• TASK: Copy the data below exactly, but not the pictures it contains.

>>

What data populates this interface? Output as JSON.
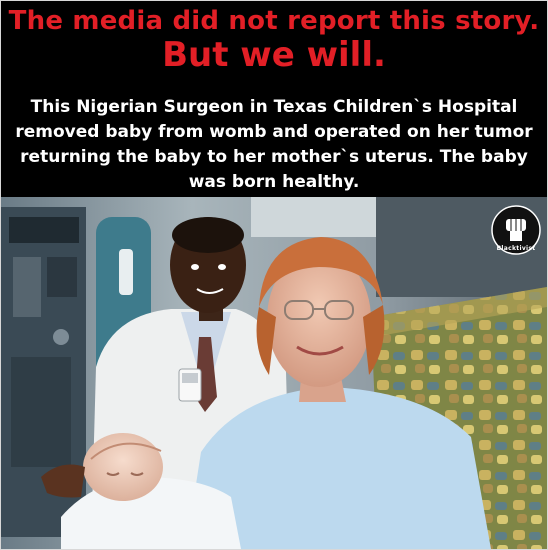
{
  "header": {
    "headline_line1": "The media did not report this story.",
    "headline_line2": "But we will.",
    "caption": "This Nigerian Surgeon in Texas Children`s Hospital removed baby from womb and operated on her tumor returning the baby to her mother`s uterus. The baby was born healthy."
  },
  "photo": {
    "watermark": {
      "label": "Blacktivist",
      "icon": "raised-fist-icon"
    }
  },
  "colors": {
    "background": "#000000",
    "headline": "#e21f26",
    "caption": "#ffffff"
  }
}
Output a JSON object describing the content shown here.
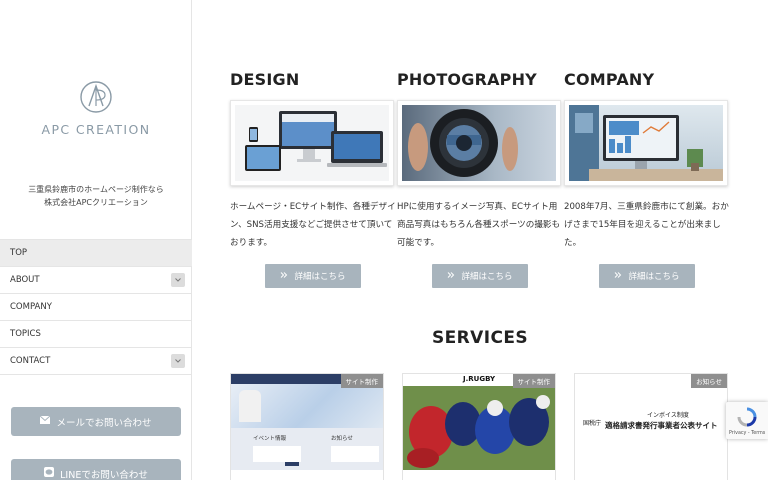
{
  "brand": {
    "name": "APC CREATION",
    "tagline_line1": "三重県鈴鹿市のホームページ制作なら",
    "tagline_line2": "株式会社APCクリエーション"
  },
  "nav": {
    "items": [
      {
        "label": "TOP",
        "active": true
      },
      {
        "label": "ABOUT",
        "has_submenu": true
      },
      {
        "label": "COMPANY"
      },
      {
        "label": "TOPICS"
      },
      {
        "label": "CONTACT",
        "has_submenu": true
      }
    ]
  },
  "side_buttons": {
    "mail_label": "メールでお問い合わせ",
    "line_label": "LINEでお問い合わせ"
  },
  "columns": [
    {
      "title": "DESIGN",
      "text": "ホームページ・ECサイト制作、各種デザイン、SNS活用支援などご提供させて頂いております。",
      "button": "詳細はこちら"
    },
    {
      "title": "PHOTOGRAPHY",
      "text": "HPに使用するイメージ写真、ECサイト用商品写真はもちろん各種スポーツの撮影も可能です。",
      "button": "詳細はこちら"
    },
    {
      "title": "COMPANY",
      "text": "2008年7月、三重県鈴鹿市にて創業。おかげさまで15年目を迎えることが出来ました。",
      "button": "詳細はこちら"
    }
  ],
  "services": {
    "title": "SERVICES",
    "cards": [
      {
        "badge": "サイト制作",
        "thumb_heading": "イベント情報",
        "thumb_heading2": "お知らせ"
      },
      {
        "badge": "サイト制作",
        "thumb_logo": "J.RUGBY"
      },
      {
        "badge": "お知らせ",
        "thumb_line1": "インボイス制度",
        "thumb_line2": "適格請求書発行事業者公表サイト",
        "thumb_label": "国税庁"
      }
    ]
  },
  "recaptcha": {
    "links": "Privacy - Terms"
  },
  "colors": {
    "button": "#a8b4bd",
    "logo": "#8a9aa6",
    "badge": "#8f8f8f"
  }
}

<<

• ANSWER SPACE:
What data populates this interface? Output as JSON.
{
  "header": {
    "headline_line1": "The media did not report this story.",
    "headline_line2": "But we will.",
    "caption": "This Nigerian Surgeon in Texas Children`s Hospital removed baby from womb and operated on her tumor returning the baby to her mother`s uterus. The baby was born healthy."
  },
  "photo": {
    "watermark": {
      "label": "Blacktivist",
      "icon": "raised-fist-icon"
    }
  },
  "colors": {
    "background": "#000000",
    "headline": "#e21f26",
    "caption": "#ffffff"
  }
}
Output a JSON object describing the content shown here.
{
  "brand": {
    "name": "APC CREATION",
    "tagline_line1": "三重県鈴鹿市のホームページ制作なら",
    "tagline_line2": "株式会社APCクリエーション"
  },
  "nav": {
    "items": [
      {
        "label": "TOP",
        "active": true
      },
      {
        "label": "ABOUT",
        "has_submenu": true
      },
      {
        "label": "COMPANY"
      },
      {
        "label": "TOPICS"
      },
      {
        "label": "CONTACT",
        "has_submenu": true
      }
    ]
  },
  "side_buttons": {
    "mail_label": "メールでお問い合わせ",
    "line_label": "LINEでお問い合わせ"
  },
  "columns": [
    {
      "title": "DESIGN",
      "text": "ホームページ・ECサイト制作、各種デザイン、SNS活用支援などご提供させて頂いております。",
      "button": "詳細はこちら"
    },
    {
      "title": "PHOTOGRAPHY",
      "text": "HPに使用するイメージ写真、ECサイト用商品写真はもちろん各種スポーツの撮影も可能です。",
      "button": "詳細はこちら"
    },
    {
      "title": "COMPANY",
      "text": "2008年7月、三重県鈴鹿市にて創業。おかげさまで15年目を迎えることが出来ました。",
      "button": "詳細はこちら"
    }
  ],
  "services": {
    "title": "SERVICES",
    "cards": [
      {
        "badge": "サイト制作",
        "thumb_heading": "イベント情報",
        "thumb_heading2": "お知らせ"
      },
      {
        "badge": "サイト制作",
        "thumb_logo": "J.RUGBY"
      },
      {
        "badge": "お知らせ",
        "thumb_line1": "インボイス制度",
        "thumb_line2": "適格請求書発行事業者公表サイト",
        "thumb_label": "国税庁"
      }
    ]
  },
  "recaptcha": {
    "links": "Privacy - Terms"
  },
  "colors": {
    "button": "#a8b4bd",
    "logo": "#8a9aa6",
    "badge": "#8f8f8f"
  }
}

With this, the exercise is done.